* **WORK TO BE COMPLETED**:
Here you must reproduce each line of the data exactly.

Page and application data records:
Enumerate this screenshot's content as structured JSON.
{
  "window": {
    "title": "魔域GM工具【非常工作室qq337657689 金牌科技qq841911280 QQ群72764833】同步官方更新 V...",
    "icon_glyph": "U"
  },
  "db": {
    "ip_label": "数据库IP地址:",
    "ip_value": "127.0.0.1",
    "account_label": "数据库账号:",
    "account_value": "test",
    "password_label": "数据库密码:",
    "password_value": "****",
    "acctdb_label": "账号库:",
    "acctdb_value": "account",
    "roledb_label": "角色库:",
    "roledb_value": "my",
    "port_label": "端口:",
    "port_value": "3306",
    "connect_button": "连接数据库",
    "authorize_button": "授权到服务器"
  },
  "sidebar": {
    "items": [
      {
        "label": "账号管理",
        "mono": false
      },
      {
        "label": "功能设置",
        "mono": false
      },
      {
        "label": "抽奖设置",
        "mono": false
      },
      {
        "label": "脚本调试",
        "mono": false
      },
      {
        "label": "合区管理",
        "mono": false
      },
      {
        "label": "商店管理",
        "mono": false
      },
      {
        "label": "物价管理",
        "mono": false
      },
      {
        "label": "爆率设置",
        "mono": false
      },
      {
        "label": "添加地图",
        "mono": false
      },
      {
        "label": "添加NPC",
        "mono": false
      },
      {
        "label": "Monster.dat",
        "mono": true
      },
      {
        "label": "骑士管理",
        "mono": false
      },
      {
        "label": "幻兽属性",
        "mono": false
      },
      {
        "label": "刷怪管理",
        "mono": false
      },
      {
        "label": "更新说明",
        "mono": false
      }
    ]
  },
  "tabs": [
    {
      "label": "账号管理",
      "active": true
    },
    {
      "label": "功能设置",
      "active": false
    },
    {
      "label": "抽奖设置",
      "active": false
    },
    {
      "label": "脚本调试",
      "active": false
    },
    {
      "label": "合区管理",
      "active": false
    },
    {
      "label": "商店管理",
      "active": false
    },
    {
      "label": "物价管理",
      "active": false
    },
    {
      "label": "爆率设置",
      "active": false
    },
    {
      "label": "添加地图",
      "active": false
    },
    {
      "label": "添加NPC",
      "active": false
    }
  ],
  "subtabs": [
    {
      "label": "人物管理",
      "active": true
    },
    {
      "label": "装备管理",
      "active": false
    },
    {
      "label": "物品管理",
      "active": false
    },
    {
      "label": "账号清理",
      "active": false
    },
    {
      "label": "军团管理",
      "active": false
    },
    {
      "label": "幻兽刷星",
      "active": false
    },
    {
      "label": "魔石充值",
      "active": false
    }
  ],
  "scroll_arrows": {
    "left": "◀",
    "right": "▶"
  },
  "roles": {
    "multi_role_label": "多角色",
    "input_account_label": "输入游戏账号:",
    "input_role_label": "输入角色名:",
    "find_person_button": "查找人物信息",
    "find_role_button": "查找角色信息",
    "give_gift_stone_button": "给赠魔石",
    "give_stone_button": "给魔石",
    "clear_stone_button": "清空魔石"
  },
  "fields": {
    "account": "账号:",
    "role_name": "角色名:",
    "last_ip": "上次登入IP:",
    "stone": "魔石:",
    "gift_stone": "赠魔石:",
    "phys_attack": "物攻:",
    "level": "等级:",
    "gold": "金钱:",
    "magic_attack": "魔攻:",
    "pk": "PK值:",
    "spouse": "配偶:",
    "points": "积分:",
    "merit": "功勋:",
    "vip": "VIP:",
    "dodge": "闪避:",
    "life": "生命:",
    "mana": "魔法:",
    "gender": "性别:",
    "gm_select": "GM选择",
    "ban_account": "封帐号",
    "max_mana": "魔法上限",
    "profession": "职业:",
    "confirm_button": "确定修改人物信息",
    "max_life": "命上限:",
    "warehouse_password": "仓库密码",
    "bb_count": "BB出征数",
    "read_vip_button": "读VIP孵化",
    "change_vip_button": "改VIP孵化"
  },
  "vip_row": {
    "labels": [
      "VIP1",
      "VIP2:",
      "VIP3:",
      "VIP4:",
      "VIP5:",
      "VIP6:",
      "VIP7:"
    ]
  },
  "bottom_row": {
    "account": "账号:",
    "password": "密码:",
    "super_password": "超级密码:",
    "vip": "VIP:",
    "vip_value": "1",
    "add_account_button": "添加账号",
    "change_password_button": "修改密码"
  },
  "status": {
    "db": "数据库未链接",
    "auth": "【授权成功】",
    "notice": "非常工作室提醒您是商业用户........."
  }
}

* **RESULT OF THE TASK**:
Enumerate this screenshot's content as structured JSON.
{
  "window": {
    "title": "魔域GM工具【非常工作室qq337657689 金牌科技qq841911280 QQ群72764833】同步官方更新 V...",
    "icon_glyph": "U"
  },
  "db": {
    "ip_label": "数据库IP地址:",
    "ip_value": "127.0.0.1",
    "account_label": "数据库账号:",
    "account_value": "test",
    "password_label": "数据库密码:",
    "password_value": "****",
    "acctdb_label": "账号库:",
    "acctdb_value": "account",
    "roledb_label": "角色库:",
    "roledb_value": "my",
    "port_label": "端口:",
    "port_value": "3306",
    "connect_button": "连接数据库",
    "authorize_button": "授权到服务器"
  },
  "sidebar": {
    "items": [
      {
        "label": "账号管理",
        "mono": false
      },
      {
        "label": "功能设置",
        "mono": false
      },
      {
        "label": "抽奖设置",
        "mono": false
      },
      {
        "label": "脚本调试",
        "mono": false
      },
      {
        "label": "合区管理",
        "mono": false
      },
      {
        "label": "商店管理",
        "mono": false
      },
      {
        "label": "物价管理",
        "mono": false
      },
      {
        "label": "爆率设置",
        "mono": false
      },
      {
        "label": "添加地图",
        "mono": false
      },
      {
        "label": "添加NPC",
        "mono": false
      },
      {
        "label": "Monster.dat",
        "mono": true
      },
      {
        "label": "骑士管理",
        "mono": false
      },
      {
        "label": "幻兽属性",
        "mono": false
      },
      {
        "label": "刷怪管理",
        "mono": false
      },
      {
        "label": "更新说明",
        "mono": false
      }
    ]
  },
  "tabs": [
    {
      "label": "账号管理",
      "active": true
    },
    {
      "label": "功能设置",
      "active": false
    },
    {
      "label": "抽奖设置",
      "active": false
    },
    {
      "label": "脚本调试",
      "active": false
    },
    {
      "label": "合区管理",
      "active": false
    },
    {
      "label": "商店管理",
      "active": false
    },
    {
      "label": "物价管理",
      "active": false
    },
    {
      "label": "爆率设置",
      "active": false
    },
    {
      "label": "添加地图",
      "active": false
    },
    {
      "label": "添加NPC",
      "active": false
    }
  ],
  "subtabs": [
    {
      "label": "人物管理",
      "active": true
    },
    {
      "label": "装备管理",
      "active": false
    },
    {
      "label": "物品管理",
      "active": false
    },
    {
      "label": "账号清理",
      "active": false
    },
    {
      "label": "军团管理",
      "active": false
    },
    {
      "label": "幻兽刷星",
      "active": false
    },
    {
      "label": "魔石充值",
      "active": false
    }
  ],
  "scroll_arrows": {
    "left": "◀",
    "right": "▶"
  },
  "roles": {
    "multi_role_label": "多角色",
    "input_account_label": "输入游戏账号:",
    "input_role_label": "输入角色名:",
    "find_person_button": "查找人物信息",
    "find_role_button": "查找角色信息",
    "give_gift_stone_button": "给赠魔石",
    "give_stone_button": "给魔石",
    "clear_stone_button": "清空魔石"
  },
  "fields": {
    "account": "账号:",
    "role_name": "角色名:",
    "last_ip": "上次登入IP:",
    "stone": "魔石:",
    "gift_stone": "赠魔石:",
    "phys_attack": "物攻:",
    "level": "等级:",
    "gold": "金钱:",
    "magic_attack": "魔攻:",
    "pk": "PK值:",
    "spouse": "配偶:",
    "points": "积分:",
    "merit": "功勋:",
    "vip": "VIP:",
    "dodge": "闪避:",
    "life": "生命:",
    "mana": "魔法:",
    "gender": "性别:",
    "gm_select": "GM选择",
    "ban_account": "封帐号",
    "max_mana": "魔法上限",
    "profession": "职业:",
    "confirm_button": "确定修改人物信息",
    "max_life": "命上限:",
    "warehouse_password": "仓库密码",
    "bb_count": "BB出征数",
    "read_vip_button": "读VIP孵化",
    "change_vip_button": "改VIP孵化"
  },
  "vip_row": {
    "labels": [
      "VIP1",
      "VIP2:",
      "VIP3:",
      "VIP4:",
      "VIP5:",
      "VIP6:",
      "VIP7:"
    ]
  },
  "bottom_row": {
    "account": "账号:",
    "password": "密码:",
    "super_password": "超级密码:",
    "vip": "VIP:",
    "vip_value": "1",
    "add_account_button": "添加账号",
    "change_password_button": "修改密码"
  },
  "status": {
    "db": "数据库未链接",
    "auth": "【授权成功】",
    "notice": "非常工作室提醒您是商业用户........."
  }
}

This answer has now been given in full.